One of the farmers behind plans to build a 3770-cow ‘super dairy’ in Nocton in Lincolnshire has hit out at criticism over the way the project has been handled.
In a letter to Farmers Weekly, Devon farmer and Nocton director Peter Willes admitted mistakes had been made, but insisted the plans were a good idea for the future of the industry and for securing the country’s food supplies.
“Over the past 12 months, we’ve battled on with our plan to create a large dairy farm in the east of England because we still believe it’s a great idea, even if we’ve made mistakes in how we’ve approached it,” he said.
“Fifty per cent of dairy farmers have given up in the past 10 years and we’re just trying something a bit different.”
Criticising those who had condemned the proposals without reading the planning application, Mr Willes said running an efficient farm that used fewer resources and generated less waste met government targets to produce more while impacting less.

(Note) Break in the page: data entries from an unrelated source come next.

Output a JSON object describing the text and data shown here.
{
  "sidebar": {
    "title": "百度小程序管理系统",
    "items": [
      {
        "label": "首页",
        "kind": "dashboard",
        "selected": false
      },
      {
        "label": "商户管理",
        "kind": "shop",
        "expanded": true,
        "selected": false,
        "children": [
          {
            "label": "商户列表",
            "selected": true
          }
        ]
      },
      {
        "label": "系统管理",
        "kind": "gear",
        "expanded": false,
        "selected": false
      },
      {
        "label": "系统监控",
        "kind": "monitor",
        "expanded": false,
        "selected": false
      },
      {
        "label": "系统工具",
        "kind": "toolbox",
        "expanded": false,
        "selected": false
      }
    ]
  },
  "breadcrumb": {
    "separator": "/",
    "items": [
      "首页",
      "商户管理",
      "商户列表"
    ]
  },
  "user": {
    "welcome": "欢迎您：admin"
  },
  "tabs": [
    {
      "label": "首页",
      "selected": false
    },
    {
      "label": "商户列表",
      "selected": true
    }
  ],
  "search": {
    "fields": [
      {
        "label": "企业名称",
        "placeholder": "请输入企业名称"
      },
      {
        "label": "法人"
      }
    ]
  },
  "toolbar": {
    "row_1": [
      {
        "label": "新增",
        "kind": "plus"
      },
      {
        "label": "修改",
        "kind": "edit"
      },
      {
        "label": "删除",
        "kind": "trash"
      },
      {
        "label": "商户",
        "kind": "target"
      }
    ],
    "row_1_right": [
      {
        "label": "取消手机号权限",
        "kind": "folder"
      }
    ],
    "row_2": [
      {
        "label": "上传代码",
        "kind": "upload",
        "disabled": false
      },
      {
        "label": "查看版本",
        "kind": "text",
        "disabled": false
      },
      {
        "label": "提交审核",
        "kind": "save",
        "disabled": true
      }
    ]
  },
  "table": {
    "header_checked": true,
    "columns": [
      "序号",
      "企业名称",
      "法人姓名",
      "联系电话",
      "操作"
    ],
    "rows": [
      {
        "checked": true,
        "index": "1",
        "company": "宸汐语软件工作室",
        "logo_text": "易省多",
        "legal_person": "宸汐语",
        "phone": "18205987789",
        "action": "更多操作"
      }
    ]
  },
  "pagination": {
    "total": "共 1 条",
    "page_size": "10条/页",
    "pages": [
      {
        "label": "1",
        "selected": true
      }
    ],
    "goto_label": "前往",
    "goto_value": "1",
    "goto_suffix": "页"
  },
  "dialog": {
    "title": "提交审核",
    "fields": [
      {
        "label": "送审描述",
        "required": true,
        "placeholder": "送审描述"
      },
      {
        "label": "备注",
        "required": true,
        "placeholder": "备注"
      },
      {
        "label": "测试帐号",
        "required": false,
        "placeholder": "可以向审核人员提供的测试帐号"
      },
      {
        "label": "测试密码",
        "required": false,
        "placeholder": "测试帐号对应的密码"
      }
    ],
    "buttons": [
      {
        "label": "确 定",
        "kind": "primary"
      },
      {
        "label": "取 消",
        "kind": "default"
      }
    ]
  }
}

“We are all facing reduced subsidies and rising costs,” he added.
“Climate change could mean extreme weather and more disease. And now we are being called on to increase productivity with fewer inputs – and do it sustainably.
“Solutions might include GM, badger culling or new ways of managing livestock, such as those proposed at Nocton. All are, in their own way, novel, contentious and risk bringing activists and the consumers they influence crashing down on us.”
Mr Willes said farmers needed to decide whether to take tough decisions themselves or devolve responsibility to avoid criticism and hope that “someone, somewhere will compensate us for our losses”.
He said dairy farmers needed to be more supportive of each other if the industry was going to take control and shape its own future.
“Knocking one production system in favour of another is a short-term tactic and ends up harming us all,” he added. “We should promote the positives.”
Mr Willes said the industry should also be more truthful with the public and not perpetuate the myth that all dairy farms “run around in fields”.
“[That’s] fine for farms that do it, but let’s be proud of all our production systems and be honest about the challenges we face.”
Celebrating the diversity of British agricultural production would allow farmers to differentiate their products and create consumer choice, he added.
“It should also help us come up with a wide range of creative solutions to address the challenges ahead.”
• Read the full letter and have your say in the FWi forums.